–       FSU requires standardized tests.  Policy on this point is dictated centrally by the state of board governors and is not decentralized.  So FSU presents a significant instance of strong application growth with testing required.

 

–       FSU competes aggressively on price.  Cost of attendance for Florida residents is a bit under $24k and, for out-of-staters, it is $38k with limited discounting.  For an upper middle class New Jersey high school student, to take an example, attending FSU or in-state options like Rutgers or Rowan is a push financially. The three universities cost almost the same.

 

We’ve repeatedly pointed to the strong business performance of many large southern public universities.  Florida State is a case in point.

 

Cheerleading at an FSU football game

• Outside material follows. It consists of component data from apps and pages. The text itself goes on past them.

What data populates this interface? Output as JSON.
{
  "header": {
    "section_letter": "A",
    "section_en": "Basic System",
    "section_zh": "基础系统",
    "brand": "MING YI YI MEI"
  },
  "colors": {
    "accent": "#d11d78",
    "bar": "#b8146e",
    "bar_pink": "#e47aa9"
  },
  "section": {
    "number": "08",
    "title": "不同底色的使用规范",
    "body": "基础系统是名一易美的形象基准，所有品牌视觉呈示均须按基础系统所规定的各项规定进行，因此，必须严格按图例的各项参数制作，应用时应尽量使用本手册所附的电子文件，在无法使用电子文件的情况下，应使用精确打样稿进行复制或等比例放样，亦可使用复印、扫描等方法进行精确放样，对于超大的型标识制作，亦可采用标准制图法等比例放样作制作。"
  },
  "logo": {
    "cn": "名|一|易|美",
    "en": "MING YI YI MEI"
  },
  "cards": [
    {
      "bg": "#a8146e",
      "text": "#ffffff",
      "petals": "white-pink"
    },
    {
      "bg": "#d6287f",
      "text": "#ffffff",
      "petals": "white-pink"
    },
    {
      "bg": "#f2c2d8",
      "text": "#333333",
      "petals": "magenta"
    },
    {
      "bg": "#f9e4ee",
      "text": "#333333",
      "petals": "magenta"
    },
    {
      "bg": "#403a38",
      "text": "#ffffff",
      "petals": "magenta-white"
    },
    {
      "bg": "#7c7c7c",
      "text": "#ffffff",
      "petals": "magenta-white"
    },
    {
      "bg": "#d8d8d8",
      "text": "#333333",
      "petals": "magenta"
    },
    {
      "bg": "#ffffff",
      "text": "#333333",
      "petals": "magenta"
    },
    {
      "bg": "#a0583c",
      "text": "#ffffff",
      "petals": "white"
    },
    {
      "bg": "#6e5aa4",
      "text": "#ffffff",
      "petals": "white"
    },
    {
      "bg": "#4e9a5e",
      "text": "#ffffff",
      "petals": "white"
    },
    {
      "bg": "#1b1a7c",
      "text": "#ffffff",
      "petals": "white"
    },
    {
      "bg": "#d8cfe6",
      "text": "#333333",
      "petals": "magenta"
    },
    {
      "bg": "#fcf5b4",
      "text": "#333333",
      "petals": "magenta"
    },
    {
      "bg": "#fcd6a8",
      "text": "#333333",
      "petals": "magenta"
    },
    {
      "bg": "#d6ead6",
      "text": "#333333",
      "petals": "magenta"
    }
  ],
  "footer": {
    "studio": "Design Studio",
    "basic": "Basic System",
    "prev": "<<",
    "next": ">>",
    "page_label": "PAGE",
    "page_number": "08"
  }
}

A common thread?

 

So we have a quartet of schools, public and private, big and small, cold weather and warm weather, located in rural areas, cities and medium-size towns.  What ties these together? Is this pure happenstance?  Let’s turn back to the year 2016 and dial up the retention stats – the percentage of entering students returning for a second year at a college:

 

 

These are very strong results, but let’s dive a little deeper.  Retention is a bottom-line result that combines several drivers, not just how happy students are at a college, but whether they can hack the classes and whether they can afford to keep attending.  It is a socioeconomically-skewed stat that also heavily favors schools with mostly full-time students (fewer than half of students that begin college part-time are still enrolled a year later).  To use retention as a performance metric, schools need to be compared to their competitors with similar profiles.  For example, a 4-year school reporting a 70% retention rate is mediocre but a community college at 70% with many part-time and commuter students is doing superbly.

Highly selective schools typically notch retention rates of 96% and above.  The likes of Duke, MIT and Stanford lose maybe 1-2% of their students after the first year.  But in 2015, the entering class measured by the 2016 stat, none of the three private schools in the chart above were highly selective (Macalester admitted 37%, Colgate 27%, Northeastern 28%).  Their retention is very much higher than what one would expect based on their admissions and yield and points to outperformance when students arrive on campus.

The Florida State number is also revealing.  Big-name flagship public universities like the University of Michigan, the University of Virginia or UCLA have very high retention (all at 97% in 2019).  Florida State isn’t quite at that level but 93% is close and, in 2015, it admitted 56% (!) of applicants, many more than these three publics admit.  This level of retention given FSU’s admissions and yield shows a seriously competent program in operation.

All four schools featured here are surely benefitting from serendipity, fickle teenage fashion trends, and strong recruiting and marketing performance.  But they are also delivering a very strong product to their students, as shown by their retention, and have been doing so for a while.  Their market success is based on a history of high levels of student satisfaction and success.  They made their luck.

Read this post and others at our CTAS Higher Ed Business blog on Substack.